A research project between the US Forest Service Forest Products Laboratory (FPL) and the Department of Energy Joint Genome Institute has advanced the quest for efficient conversion of plant biomass to fuels and chemicals.
‘We have sequenced and assembled the complete genome of Pichia stipitis, a native xylose-fermenting yeast,’ said Thomas Jeffries, research microbiologist at FPL and a professor of bacteriology at the
The sequencing of P. stipitis is said to mark an important step toward the efficient production of biofuels because the yeast can efficiently ferment xylose, a main component of plant lignocellulose. Xylose fermentation is vital to economically converting plant biomass to fuels and chemicals such as ethanol.
‘A better understanding of the genetic structure of this yeast allows us to determine how specific genes are used in fermentation and then reengineer them to perform other desired functions,’ said Jeffries.
For example, Jeffries explained that the fermentation of glucose and xylose is critical to efficient bioconversion because xylose is so abundant in hardwoods and agricultural residues. However, when glucose is present, the fermentation of xylose by P. stipitis is repressed. Using their knowledge of the genetic makeup of the yeast, researchers will be able to alter the expression of the genes so that glucose and xylose are fermented simultaneously. This will increase the efficiency, and improve the economic viability, of the process.
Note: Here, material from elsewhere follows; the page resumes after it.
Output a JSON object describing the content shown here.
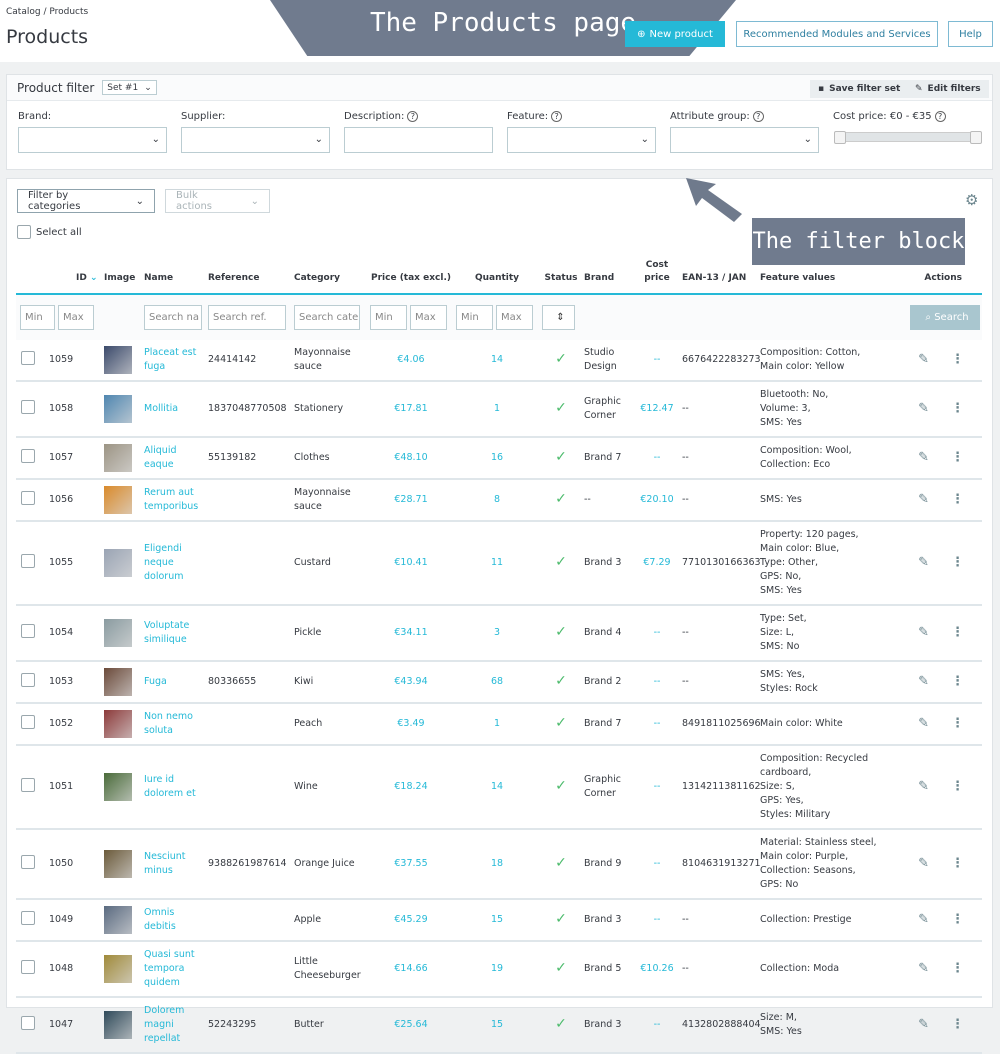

The US Forest Service Forest Products Laboratory is a partner in the Wisconsin Bioenergy Initiative, an effort launched by the UW-Madison College of Agricultural and Life Sciences to accelerate the development of bioenergy resources. FPL scientists have been studying P. stipitis for 20 years and in that time have isolated and characterised several genes, developed improved strains, and recently licensed technology to a biotech firm for commercial development.
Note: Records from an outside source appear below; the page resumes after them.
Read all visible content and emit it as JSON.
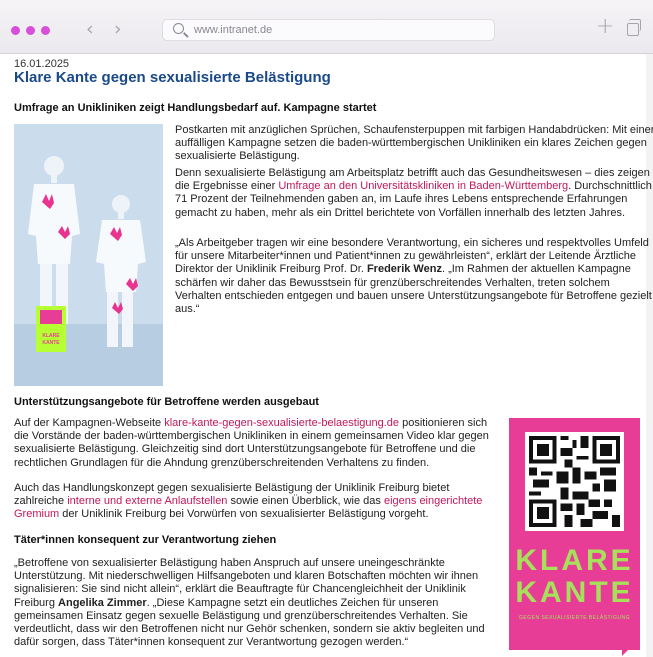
{
  "browser": {
    "url": "www.intranet.de",
    "back_icon": "chevron-left-icon",
    "forward_icon": "chevron-right-icon",
    "new_tab_icon": "plus-icon",
    "tabs_icon": "tabs-overview-icon",
    "traffic_light_color": "#d64ed9"
  },
  "article": {
    "date": "16.01.2025",
    "title": "Klare Kante gegen sexualisierte Belästigung",
    "subtitle": "Umfrage an Unikliniken zeigt Handlungsbedarf auf. Kampagne startet",
    "intro_p1": "Postkarten mit anzüglichen Sprüchen, Schaufensterpuppen mit farbigen Handabdrücken: Mit einer auffälligen Kampagne setzen die baden-württembergischen Unikliniken ein klares Zeichen gegen sexualisierte Belästigung.",
    "intro_p2_a": "Denn sexualisierte Belästigung am Arbeitsplatz betrifft auch das Gesundheitswesen – dies zeigen die Ergebnisse einer ",
    "intro_p2_link": "Umfrage an den Universitätskliniken in Baden-Württemberg",
    "intro_p2_b": ". Durchschnittlich 71 Prozent der Teilnehmenden gaben an, im Laufe ihres Lebens entsprechende Erfahrungen gemacht zu haben, mehr als ein Drittel berichtete von Vorfällen innerhalb des letzten Jahres.",
    "intro_p3_a": "„Als Arbeitgeber tragen wir eine besondere Verantwortung, ein sicheres und respektvolles Umfeld für unsere Mitarbeiter*innen und Patient*innen zu gewährleisten“, erklärt der Leitende Ärztliche Direktor der Uniklinik Freiburg Prof. Dr. ",
    "intro_p3_name": "Frederik Wenz",
    "intro_p3_b": ". „Im Rahmen der aktuellen Kampagne schärfen wir daher das Bewusstsein für grenzüberschreitendes Verhalten, treten solchem Verhalten entschieden entgegen und bauen unsere Unterstützungsangebote für Betroffene gezielt aus.“",
    "section2_heading": "Unterstützungsangebote für Betroffene werden ausgebaut",
    "s2_p1_a": "Auf der Kampagnen-Webseite ",
    "s2_p1_link": "klare-kante-gegen-sexualisierte-belaestigung.de",
    "s2_p1_b": " positionieren sich die Vorstände der baden-württembergischen Unikliniken in einem gemeinsamen Video klar gegen sexualisierte Belästigung. Gleichzeitig sind dort Unterstützungsangebote für Betroffene und die rechtlichen Grundlagen für die Ahndung grenzüberschreitenden Verhaltens zu finden.",
    "s2_p2_a": "Auch das Handlungskonzept gegen sexualisierte Belästigung der Uniklinik Freiburg bietet zahlreiche ",
    "s2_p2_link1": "interne und externe Anlaufstellen",
    "s2_p2_b": " sowie einen Überblick, wie das ",
    "s2_p2_link2": "eigens eingerichtete Gremium",
    "s2_p2_c": " der Uniklinik Freiburg bei Vorwürfen von sexualisierter Belästigung vorgeht.",
    "section3_heading": "Täter*innen konsequent zur Verantwortung ziehen",
    "s3_p1_a": "„Betroffene von sexualisierter Belästigung haben Anspruch auf unsere uneingeschränkte Unterstützung. Mit niederschwelligen Hilfsangeboten und klaren Botschaften möchten wir ihnen signalisieren: Sie sind nicht allein“, erklärt die Beauftragte für Chancengleichheit der Uniklinik Freiburg ",
    "s3_p1_name": "Angelika Zimmer",
    "s3_p1_b": ". „Diese Kampagne setzt ein deutliches Zeichen für unseren gemeinsamen Einsatz gegen sexuelle Belästigung und grenzüberschreitendes Verhalten. Sie verdeutlicht, dass wir den Betroffenen nicht nur Gehör schenken, sondern sie aktiv begleiten und dafür sorgen, dass Täter*innen konsequent zur Verantwortung gezogen werden.“"
  },
  "poster": {
    "line1": "KLARE",
    "line2": "KANTE",
    "subline": "GEGEN SEXUALISIERTE BELÄSTIGUNG",
    "bg_color": "#e83d96",
    "text_color": "#a7e05a"
  },
  "photo_card": {
    "line1": "KLARE",
    "line2": "KANTE",
    "color": "#b6ff33"
  }
}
‘The genetic blueprint reported in this paper will be at the foundation of new biofuels technology that will be developed under the auspices of the Wisconsin Bioenergy Initiative,’ said Tim Donohue, professor of bacteriology. ‘It will have benefits in making ethanol production from plant sugars more efficient in the short term and it is likely to help develop long-term bioenergy solutions that help Wisconsin assume a position of leadership in the rapidly growing biofuels economy.’